* _Try it_
Sift the material for lines containing "model", and return them.

= Beginning of Section =

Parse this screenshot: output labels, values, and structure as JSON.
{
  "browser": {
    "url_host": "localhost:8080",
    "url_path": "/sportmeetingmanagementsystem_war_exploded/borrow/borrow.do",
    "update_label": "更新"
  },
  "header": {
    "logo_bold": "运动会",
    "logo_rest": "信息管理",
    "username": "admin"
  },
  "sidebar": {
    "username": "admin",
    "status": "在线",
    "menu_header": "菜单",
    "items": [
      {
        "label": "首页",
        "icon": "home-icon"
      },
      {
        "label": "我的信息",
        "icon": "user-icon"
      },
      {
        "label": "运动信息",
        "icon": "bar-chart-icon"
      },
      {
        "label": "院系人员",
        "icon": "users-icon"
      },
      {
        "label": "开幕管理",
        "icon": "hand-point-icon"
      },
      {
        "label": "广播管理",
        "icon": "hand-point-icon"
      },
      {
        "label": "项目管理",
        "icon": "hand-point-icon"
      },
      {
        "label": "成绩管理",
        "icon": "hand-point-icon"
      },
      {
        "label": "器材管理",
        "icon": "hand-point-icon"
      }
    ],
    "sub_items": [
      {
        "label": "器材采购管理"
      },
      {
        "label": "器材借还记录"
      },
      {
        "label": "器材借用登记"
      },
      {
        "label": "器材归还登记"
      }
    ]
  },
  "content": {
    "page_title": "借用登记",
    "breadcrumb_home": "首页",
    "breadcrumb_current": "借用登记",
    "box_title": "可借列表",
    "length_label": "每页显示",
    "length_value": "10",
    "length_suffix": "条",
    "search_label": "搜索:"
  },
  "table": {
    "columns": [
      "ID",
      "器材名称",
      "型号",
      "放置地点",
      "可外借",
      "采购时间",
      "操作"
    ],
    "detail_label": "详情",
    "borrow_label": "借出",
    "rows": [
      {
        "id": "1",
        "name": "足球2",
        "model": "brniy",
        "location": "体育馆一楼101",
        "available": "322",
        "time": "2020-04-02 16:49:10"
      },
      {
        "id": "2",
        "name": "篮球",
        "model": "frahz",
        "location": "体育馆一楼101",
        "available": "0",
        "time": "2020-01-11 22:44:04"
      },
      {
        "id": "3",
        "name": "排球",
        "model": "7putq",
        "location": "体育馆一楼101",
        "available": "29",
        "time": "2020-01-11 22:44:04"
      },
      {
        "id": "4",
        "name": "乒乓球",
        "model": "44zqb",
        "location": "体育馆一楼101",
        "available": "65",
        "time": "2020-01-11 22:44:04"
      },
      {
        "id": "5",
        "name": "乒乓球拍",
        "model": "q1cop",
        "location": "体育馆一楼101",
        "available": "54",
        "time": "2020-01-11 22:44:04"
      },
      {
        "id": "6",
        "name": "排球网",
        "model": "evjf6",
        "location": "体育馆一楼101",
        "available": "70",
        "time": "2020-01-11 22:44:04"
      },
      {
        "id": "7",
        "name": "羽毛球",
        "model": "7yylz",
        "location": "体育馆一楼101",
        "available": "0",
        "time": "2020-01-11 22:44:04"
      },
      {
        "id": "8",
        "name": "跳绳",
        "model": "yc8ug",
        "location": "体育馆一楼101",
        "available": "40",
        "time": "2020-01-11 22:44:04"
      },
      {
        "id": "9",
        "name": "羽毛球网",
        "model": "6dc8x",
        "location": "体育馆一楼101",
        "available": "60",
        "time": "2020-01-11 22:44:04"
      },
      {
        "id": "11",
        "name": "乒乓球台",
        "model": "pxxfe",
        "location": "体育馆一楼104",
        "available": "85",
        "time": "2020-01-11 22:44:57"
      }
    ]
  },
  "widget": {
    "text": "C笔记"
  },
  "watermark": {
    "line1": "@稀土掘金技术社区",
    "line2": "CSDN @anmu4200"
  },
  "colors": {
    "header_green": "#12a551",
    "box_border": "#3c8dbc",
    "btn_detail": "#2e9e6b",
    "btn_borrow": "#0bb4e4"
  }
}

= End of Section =

* _Answer to this problem_
        "model": "brniy",
        "model": "frahz",
        "model": "7putq",
        "model": "44zqb",
        "model": "q1cop",
        "model": "evjf6",
        "model": "7yylz",
        "model": "yc8ug",
        "model": "6dc8x",
        "model": "pxxfe",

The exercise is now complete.